On the fell top the vegetation and landscape typifies the Cumbrian fell. A small tarn, Muncaster Tarn (GR: SD107978), sits amongst woodland on the slopes below the top of Hooker Crag. Much of the area between the crags and bogs is covered by moss, gorse, sedge and small clumps of bilberry bushes. In recent times, in common with much of the Lake District upland area, bracken has begun to take over, possibly due to a reduction in the number of sheep grazing on upland pasture.
Along the southern end of the fell ridge runs a straight track, climbing up past the tarn toward Hooker Crag. This is part of a Roman road which used to connect the large fort of Glannaventa near Ravenglass on the coast, approximately 2 km away, to the garrison at Hardknott Fort (known to the Romans as Mediobogdum) 14 km to the north-east, although the rest of the route along the ridge top has been lost. There is a small, low dolmen, which despite its stone age appearance is inscribed Ross's Camp 1883 on the top surface (GR: SD121987) and was apparently built by a shooting party of that date as a luncheon table.
Muncaster Fell is the subject of a chapter of Alfred Wainwright's walking guide book The Outlying Fells of Lakeland. He recommended a clockwise circuit starting from Muncaster Castle, following the ridge to Muncaster Head so as to enjoy the vista of the high fells ahead, and returning along the lane south of the fell. Wainwright commented that "The supreme joy of Muncaster Fell is the delectable traverse of its ridge ... Here is enchantment."
It is classed as a Fellranger, being described by Richards in the Coniston volume of his book series. It is among the 21 such summits (originally 18 before the extension of the Lake District) which are not included in Wainwright's main list of 214.
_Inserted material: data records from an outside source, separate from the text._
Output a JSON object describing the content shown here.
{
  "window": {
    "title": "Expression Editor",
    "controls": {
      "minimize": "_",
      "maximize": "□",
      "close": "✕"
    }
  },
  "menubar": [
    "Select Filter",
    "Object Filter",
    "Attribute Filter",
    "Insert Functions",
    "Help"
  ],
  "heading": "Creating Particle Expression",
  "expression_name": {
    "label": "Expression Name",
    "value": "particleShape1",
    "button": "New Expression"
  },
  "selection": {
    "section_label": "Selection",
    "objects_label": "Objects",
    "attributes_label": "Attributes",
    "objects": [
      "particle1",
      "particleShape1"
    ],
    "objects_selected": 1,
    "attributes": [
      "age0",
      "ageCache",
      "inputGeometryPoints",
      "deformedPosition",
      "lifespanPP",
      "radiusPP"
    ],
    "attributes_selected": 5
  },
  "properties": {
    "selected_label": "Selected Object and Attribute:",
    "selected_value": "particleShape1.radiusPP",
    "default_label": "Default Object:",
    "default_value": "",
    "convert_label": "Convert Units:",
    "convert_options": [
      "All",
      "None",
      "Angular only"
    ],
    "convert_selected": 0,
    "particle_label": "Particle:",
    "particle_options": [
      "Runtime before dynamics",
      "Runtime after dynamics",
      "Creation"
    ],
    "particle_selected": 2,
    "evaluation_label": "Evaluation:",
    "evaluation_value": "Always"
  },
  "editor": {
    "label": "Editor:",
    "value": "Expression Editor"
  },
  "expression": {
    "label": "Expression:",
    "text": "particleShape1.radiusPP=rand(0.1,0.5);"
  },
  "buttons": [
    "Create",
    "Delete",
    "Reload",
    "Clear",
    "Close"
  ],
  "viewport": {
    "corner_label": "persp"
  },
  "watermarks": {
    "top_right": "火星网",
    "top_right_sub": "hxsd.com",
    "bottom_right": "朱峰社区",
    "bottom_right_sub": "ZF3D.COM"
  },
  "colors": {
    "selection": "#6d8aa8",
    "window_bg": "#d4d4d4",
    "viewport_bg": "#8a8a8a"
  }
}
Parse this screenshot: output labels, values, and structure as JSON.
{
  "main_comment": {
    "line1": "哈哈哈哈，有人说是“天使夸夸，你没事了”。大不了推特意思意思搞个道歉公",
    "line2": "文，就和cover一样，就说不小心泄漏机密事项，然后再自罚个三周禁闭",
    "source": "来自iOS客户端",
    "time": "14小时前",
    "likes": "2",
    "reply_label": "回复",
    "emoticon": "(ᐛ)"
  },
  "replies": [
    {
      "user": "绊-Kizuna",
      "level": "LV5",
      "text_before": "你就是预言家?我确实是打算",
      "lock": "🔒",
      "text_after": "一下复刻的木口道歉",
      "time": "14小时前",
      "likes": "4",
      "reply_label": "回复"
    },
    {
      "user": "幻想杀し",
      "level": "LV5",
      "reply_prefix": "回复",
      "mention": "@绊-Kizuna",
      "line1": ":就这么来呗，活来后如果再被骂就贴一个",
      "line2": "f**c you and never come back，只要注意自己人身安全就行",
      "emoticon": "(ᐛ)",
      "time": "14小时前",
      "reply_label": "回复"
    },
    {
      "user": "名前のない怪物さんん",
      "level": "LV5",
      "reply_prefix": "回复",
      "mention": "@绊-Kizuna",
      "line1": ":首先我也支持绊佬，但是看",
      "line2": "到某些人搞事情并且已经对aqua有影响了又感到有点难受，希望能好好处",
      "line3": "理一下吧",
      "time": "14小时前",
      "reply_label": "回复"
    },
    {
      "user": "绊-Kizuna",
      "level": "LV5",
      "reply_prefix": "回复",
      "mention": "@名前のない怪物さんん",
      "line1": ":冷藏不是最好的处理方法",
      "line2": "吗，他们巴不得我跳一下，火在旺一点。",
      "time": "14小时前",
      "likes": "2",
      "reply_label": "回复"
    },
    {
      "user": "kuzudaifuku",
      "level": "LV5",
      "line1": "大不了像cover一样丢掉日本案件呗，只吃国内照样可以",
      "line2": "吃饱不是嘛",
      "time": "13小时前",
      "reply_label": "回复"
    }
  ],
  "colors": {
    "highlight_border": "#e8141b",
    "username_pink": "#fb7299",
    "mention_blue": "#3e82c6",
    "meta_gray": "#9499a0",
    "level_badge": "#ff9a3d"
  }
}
The Database of British and Irish Hills recognises two distinct summits: "Muncaster Fell" (listed as a Marilyn, a HuMP and a Tump) of 232.1 metres (761 ft) at and "Muncaster Fell - Hooker Crag" (listed as a Tump, Wainwright Outlying Fell, Fellranger and Clem) of 231.4 metres (759 ft) at .
Being relatively isolated and situated on the coast, views from the fell top include both the mountains of central Cumbria to the northeast, and the coastal plain to the northwest and south. On a clear day, the Isle of Man can be seen across the Irish Sea to the west. For the latter part of the 20th century the view to the northwest was dominated by the twin chimneys of the Windscale Piles nuclear reactors. However, these landmarks were dismantled in the early years of the new millennium, and with the gradual removal of other chimneys and cooling towers associated with the power station, the Sellafield site is now far less imposing. Modern electricity generation technology is very evident, however, as the white turbines of the Walney Wind Farms are clearly visible in the Irish Sea to the southwest.
Muncaster Fell is composed almost entirely of granite and microgranite, belonging to the Late Ordovician Eskdale Intrusions. At the south-western end of the fell, between Ravenglass village and Muncaster Castle, is a restricted outcrop of hornfelsed lower Ordovician siltstones and sandstones, belonging to the Skiddaw Group, and andesite of the Borrowdale Volcanic Group.
Owing to its relatively steep-sided profile the fell is largely free of drift geology. The lowest slopes are generally covered in glacial diamicton derived from the igneous lithologies nearer the centre of the Lake District, and the steeper crags give rise to localised scree deposits. Between the crags along the top of the ridge small peat bogs are developed, the largest of these being Hooker Moss (GR: SD113984).
Muncaster Fell Facts for Kids. Kiddle Encyclopedia.